Without the cheering and jeering crowds to whip him up, Newt was oddly subdued. That left Mitt in the spotlight, squirming about his tax returns.
When NBC’s Matt Lauer asked multimillionaire Mitt Romney about income inequality and the decline of the middle class, Romney replied, “You know, I think it’s fine to talk about those things in quiet rooms.”
Lauer’s NBC colleague Brian Williams gave Romney and his competitors a chance to discuss issues without the cheering, jeering, booing, embarrassing crowds we have seen in prior GOP debates. Without the roar of the crowd, Newt was much less effective. Like all bullies, he feeds off the mob. But tonight, at the urging of Williams, the crowd was mute and Gingrich’s faux fury, so effective in prior debates, never materialized.
Romney got what he wanted—a quiet room where he could coolly rebut Gingrich’s attacks and then launch his own preprogrammed counterattacks. His super-duper PAC is already savaging Gingrich on television, spending millions to inform Florida Republicans about Gingrich’s ethical woes, his lucrative Beltway consulting gigs, and his sofa sharing with Nancy Pelosi.
This will not, I believe, stop Newt’s momentum. And it does not do anything for the central problems facing Romney’s candidacy: middle-class voters don’t like him and conservative voters don’t trust him. Romney simply cannot connect to what Bill Clinton used to call “walkin’ around folks.” He looked especially phony when talking about undocumented workers “self-deporting” and squirmed when asked about his tax returns.
Indeed, the saddest moment of the debate—perhaps of the entire campaign—was Willard Mitt Romney distancing himself from George Romney. The elder Romney walked out of the 1964 GOP Convention because he believed the party of Lincoln was walking away from civil rights. And when he sought the presidency in 1968 he released 12 years of back tax returns, noting at the time that releasing only one year might allow a politician to clean up his returns knowing he was planning to run for office.
But Romney repudiated his father—sad in any context, but especially when the younger Mitt is so obviously a CEO/governor/millionaire in part because of the advantages his CEO/governor/millionaire father bestowed on him.
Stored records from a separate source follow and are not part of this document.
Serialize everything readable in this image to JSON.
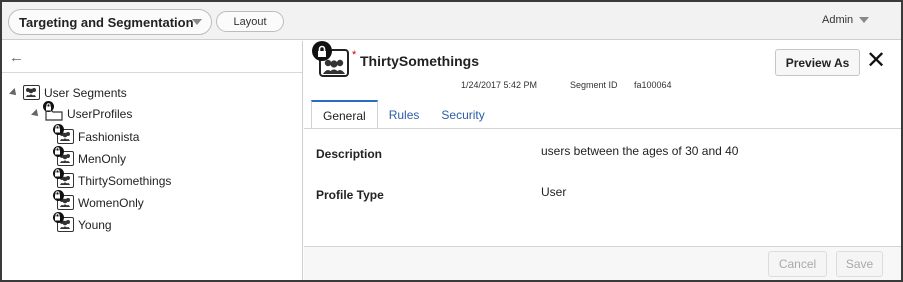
{
  "app": {
    "selector_label": "Targeting and Segmentation",
    "layout_label": "Layout",
    "user_label": "Admin"
  },
  "tree": {
    "root_label": "User Segments",
    "folder_label": "UserProfiles",
    "items": [
      {
        "label": "Fashionista"
      },
      {
        "label": "MenOnly"
      },
      {
        "label": "ThirtySomethings"
      },
      {
        "label": "WomenOnly"
      },
      {
        "label": "Young"
      }
    ]
  },
  "detail": {
    "required_mark": "*",
    "title": "ThirtySomethings",
    "date": "1/24/2017 5:42 PM",
    "segment_id_label": "Segment ID",
    "segment_id": "fa100064",
    "preview_label": "Preview As",
    "close_glyph": "✕",
    "tabs": [
      {
        "label": "General"
      },
      {
        "label": "Rules"
      },
      {
        "label": "Security"
      }
    ],
    "fields": {
      "description_label": "Description",
      "description_value": "users between the ages of 30 and 40",
      "profile_type_label": "Profile Type",
      "profile_type_value": "User"
    },
    "cancel_label": "Cancel",
    "save_label": "Save"
  },
  "icons": {
    "back": "arrow-left-icon",
    "segment": "user-group-icon",
    "lock": "lock-icon",
    "folder": "folder-icon"
  },
  "colors": {
    "tab_accent": "#2a6bbd",
    "link": "#2a5ea8",
    "required": "#cc0000"
  }
}
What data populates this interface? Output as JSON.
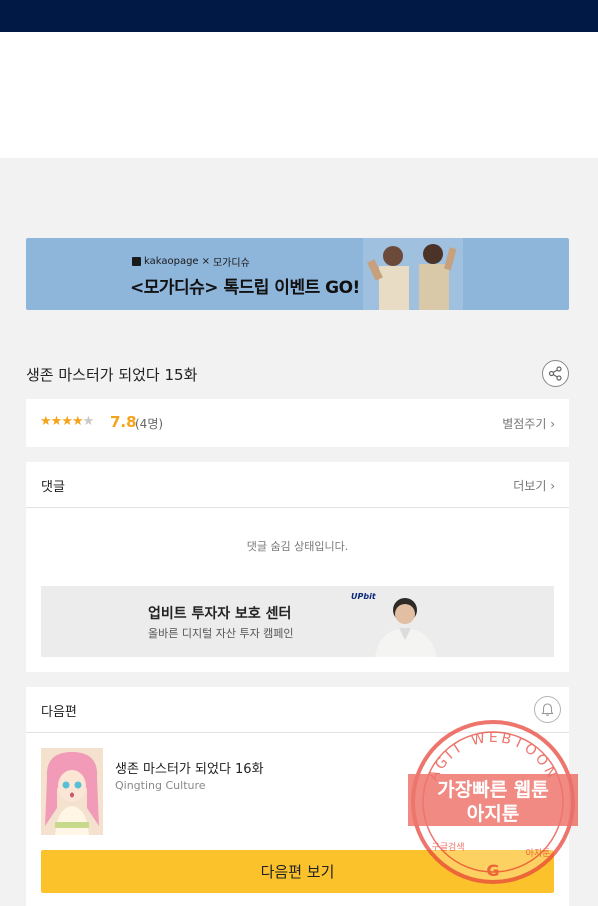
{
  "banner": {
    "brand_kakao": "kakaopage",
    "brand_sep": "×",
    "brand_partner": "모가디슈",
    "headline": "<모가디슈> 톡드립 이벤트 GO!"
  },
  "episode": {
    "title": "생존 마스터가 되었다 15화"
  },
  "rating": {
    "filled_stars": 4,
    "total_stars": 5,
    "score": "7.8",
    "count": "(4명)",
    "rate_link": "별점주기 ›"
  },
  "comments": {
    "label": "댓글",
    "more": "더보기 ›",
    "hidden_message": "댓글 숨김 상태입니다."
  },
  "ad": {
    "logo": "UPbit",
    "title": "업비트 투자자 보호 센터",
    "subtitle": "올바른 디지털 자산 투자 캠페인"
  },
  "next": {
    "label": "다음편",
    "episode_title": "생존 마스터가 되었다 16화",
    "author": "Qingting Culture",
    "button": "다음편 보기"
  },
  "watermark": {
    "arc_text": "AGIT WEBTOON",
    "line1": "가장빠른 웹툰",
    "line2": "아지툰",
    "bottom_left": "구글검색",
    "bottom_right": "아지툰",
    "center_letter": "G"
  },
  "colors": {
    "topbar": "#001a45",
    "accent_yellow": "#fbc22b",
    "star": "#f5a31a",
    "banner_bg": "#8eb5da",
    "stamp": "#e8483c"
  },
  "icons": [
    "share-icon",
    "bell-icon",
    "star-icon",
    "chevron-right-icon"
  ]
}
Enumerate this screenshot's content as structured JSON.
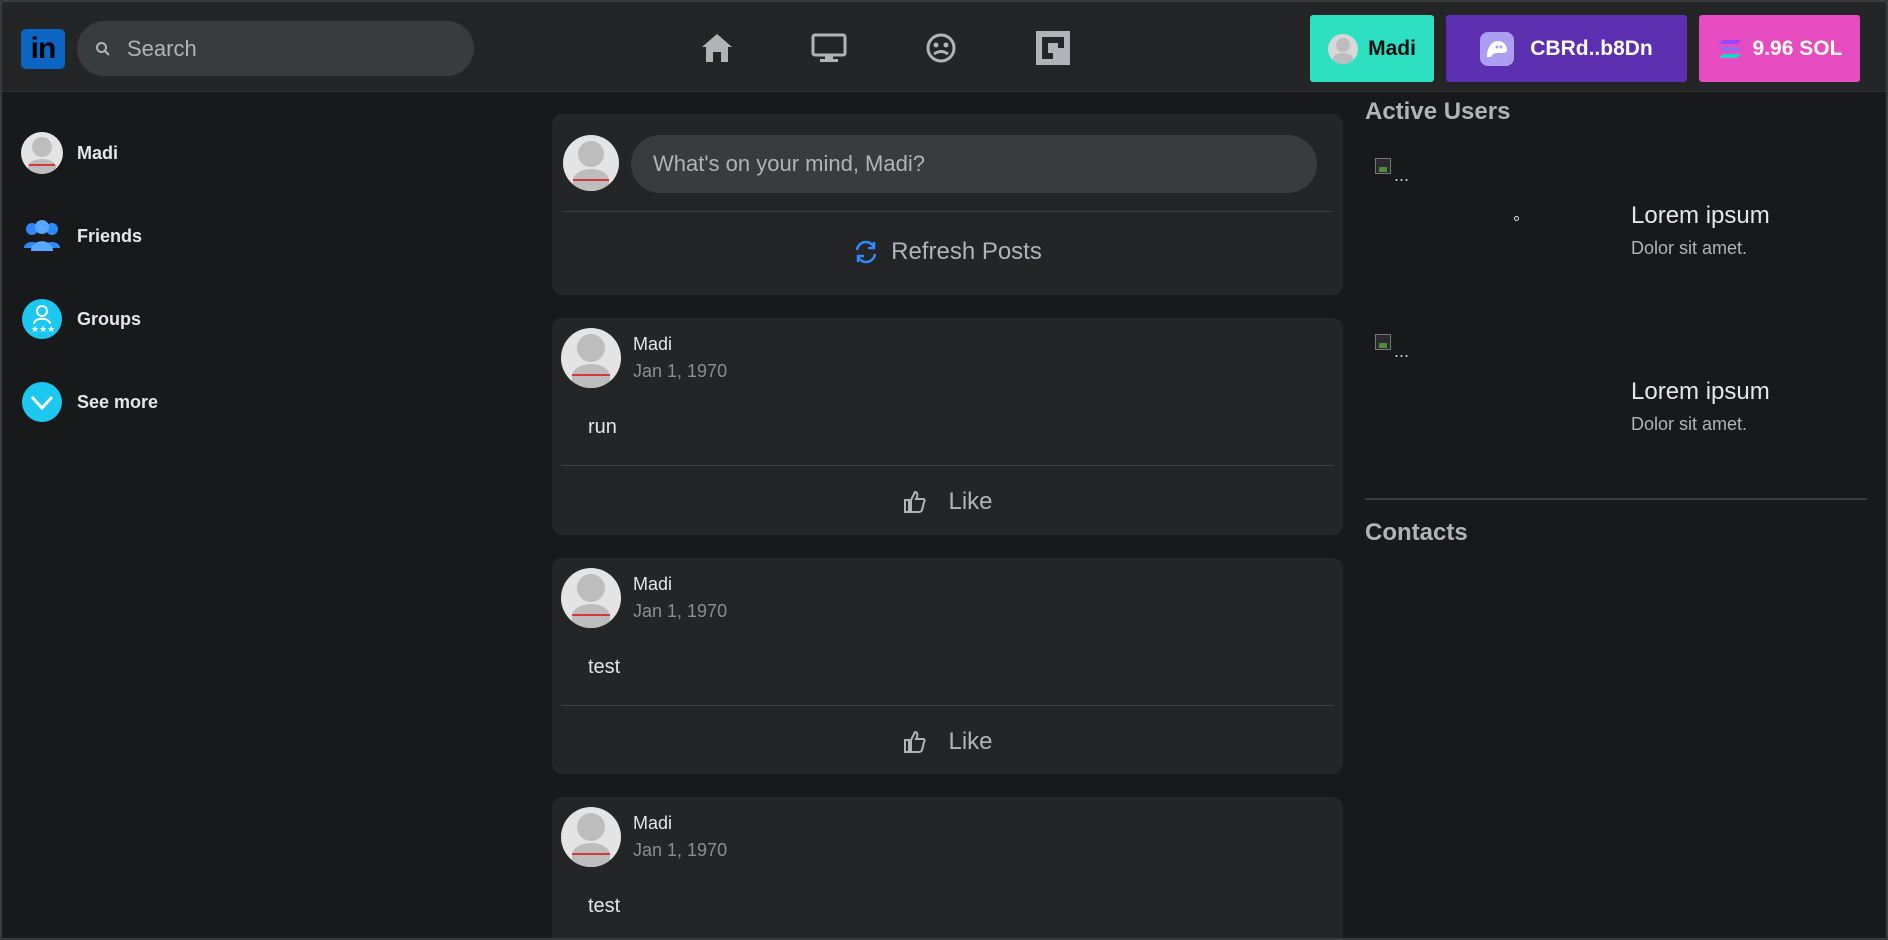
{
  "header": {
    "logo_text": "in",
    "search_placeholder": "Search",
    "nav": [
      {
        "icon": "home-icon"
      },
      {
        "icon": "monitor-icon"
      },
      {
        "icon": "emoji-icon"
      },
      {
        "icon": "square-logo-icon"
      }
    ],
    "user_pill_label": "Madi",
    "wallet_label": "CBRd..b8Dn",
    "sol_label": "9.96 SOL",
    "colors": {
      "user_pill": "#2de0c1",
      "wallet_pill": "#5b2fb0",
      "sol_pill": "#e64bc0"
    }
  },
  "sidebar": {
    "items": [
      {
        "label": "Madi",
        "icon": "avatar"
      },
      {
        "label": "Friends",
        "icon": "friends-icon"
      },
      {
        "label": "Groups",
        "icon": "groups-icon"
      },
      {
        "label": "See more",
        "icon": "chevron-down-icon"
      }
    ]
  },
  "composer": {
    "placeholder": "What's on your mind, Madi?",
    "refresh_label": "Refresh Posts"
  },
  "posts": [
    {
      "author": "Madi",
      "date": "Jan 1, 1970",
      "text": "run",
      "like_label": "Like"
    },
    {
      "author": "Madi",
      "date": "Jan 1, 1970",
      "text": "test",
      "like_label": "Like"
    },
    {
      "author": "Madi",
      "date": "Jan 1, 1970",
      "text": "test"
    }
  ],
  "right": {
    "active_title": "Active Users",
    "active_users": [
      {
        "img_alt": "...",
        "name": "Lorem ipsum",
        "sub": "Dolor sit amet."
      },
      {
        "img_alt": "...",
        "name": "Lorem ipsum",
        "sub": "Dolor sit amet."
      }
    ],
    "contacts_title": "Contacts"
  }
}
“You know,” Mitt said, “I agree with my dad on a lot of things, but we also disagree. And going out with 12 years of returns is not something I’m going to do.” Apparently Romney has placed his filial devotion in the same blind trust in which he has stored his dignity.
The tax issue will continue to dog Romney, even after he releases one or two tax returns. Voters will want to know why Romney reportedly has multimillion-dollar investments in the Caymans. Romney will be asked endlessly what he’s hiding: were there years when he paid even less than 15 percent? Did he ever pay zero—or close to it? These questions simply will not confine themselves to quiet rooms.
Ron Paul and Rick Santorum, two talented debaters who know their minds and are not afraid to speak them (unlike, too often, Romney) were often left in the dust. Santorum was asked about his aggressive intervention in the tragic case of Terri Schiavo, the Floridian whose husband wanted to honor her wish to be disconnected from life support. You could almost see the thought bubble over Newt Gingrich’s head when the topic turned to a helpless woman in a hospital bed: “Obviously, you divorce her.”